Supplying a young girl in Cambodia with just $10 a month can make her the breadwinner of her family, help to eradicate poverty, and probably keep that child out of the sex trade. This is the message Nicole Sahin of La Jolla is trying to get across through her partnership with American Assistance for Cambodia. Established by a journalist to provide opportunities for Cambodian children, the program seeks to stop the disturbing cycle that places children, girls in particular, into the sex industry.
Sahin, senior director of the international business consulting firm, High Street Partners, has made it her mission to raise funds to start a school for children in rural Cambodia to provide them with an education that will allow them to live a life they could otherwise only dream of.
Sahin has visited more than 50 countries and circumnavigated the globe twice. She said her travels provided her with a window on how others live. “My trips have made me see how much further money can go in other places,” she explained. “I want to show that you can make a huge difference with something that is so attainable.” Her excitement is infectious.
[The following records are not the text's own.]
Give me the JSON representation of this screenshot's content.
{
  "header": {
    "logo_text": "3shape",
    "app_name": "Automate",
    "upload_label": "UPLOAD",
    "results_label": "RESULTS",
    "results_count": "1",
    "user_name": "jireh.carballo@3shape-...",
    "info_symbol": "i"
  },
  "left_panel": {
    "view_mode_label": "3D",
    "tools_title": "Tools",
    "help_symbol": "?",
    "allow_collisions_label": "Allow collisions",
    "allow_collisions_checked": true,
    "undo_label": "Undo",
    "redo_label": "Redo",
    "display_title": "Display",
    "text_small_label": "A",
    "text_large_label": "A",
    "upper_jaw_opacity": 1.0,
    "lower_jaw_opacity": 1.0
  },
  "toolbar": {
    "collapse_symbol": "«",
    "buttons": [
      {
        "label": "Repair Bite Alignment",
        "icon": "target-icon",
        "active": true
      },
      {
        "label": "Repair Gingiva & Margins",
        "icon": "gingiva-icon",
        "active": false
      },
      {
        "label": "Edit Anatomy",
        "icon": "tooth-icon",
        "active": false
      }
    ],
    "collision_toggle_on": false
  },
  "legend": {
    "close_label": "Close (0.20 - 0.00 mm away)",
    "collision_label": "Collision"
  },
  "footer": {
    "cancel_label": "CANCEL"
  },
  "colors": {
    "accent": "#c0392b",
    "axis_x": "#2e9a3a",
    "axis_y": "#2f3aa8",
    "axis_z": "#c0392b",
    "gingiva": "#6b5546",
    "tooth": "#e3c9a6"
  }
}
She has recruited a team of seven inspired women to help her build the school. Their goal is for each to raise $2,500 to 3,000. Her team is comprised of Denise Hummel of Carlsbad; Sayaka Adachi of Vista; Los Angeles-local Mary Murphy; Carolyn Taylor Meyer, who lives up the coast in Monterey; Bostonite Jeannette Van Der Velde; and Casie Gambrel, an expat living in Australia. Since May 26, they have collectively raised $7,000.
“I’d been thinking about this for a long time, and once I recruited these women, I knew it was possible to build the school,” Sahin said. “There are two tools to eradicating poverty: educating women and having a well.”
In Cambodia, 10 percent of children die before their first birthday, and many of these deaths are related to waterborne diseases. “The school is just the beginning. It will have a well that will provide access to clean water. We don’t think about something that simple, but access to clean water there is key,” Sahin insisted.
The Asian Development Bank will match funds raised for the construction of the school. It’s estimated the total cost of the building, with 3 to 6 classrooms, desks, chalkboards, and materials, is $19,000. Funds will also provide for a nationally certified teacher for two years, as well as a computer, solar panel to power the school, and a bookcase full of texts.
The school’s opening ceremony is slated for spring/summer 2012. Once the school is up and running, however, Sahin and her team’s work will still not be done. These ambitious women plan on arranging microfinance opportunities in the village, as a way to provide work opportunities for graduates and to stimulate the economy in the targeted village.
• Donations can be made through
• E-mail Sahin at
for the address for checks made out to: American Assistance for Cambodia, a 501c3 nonprofit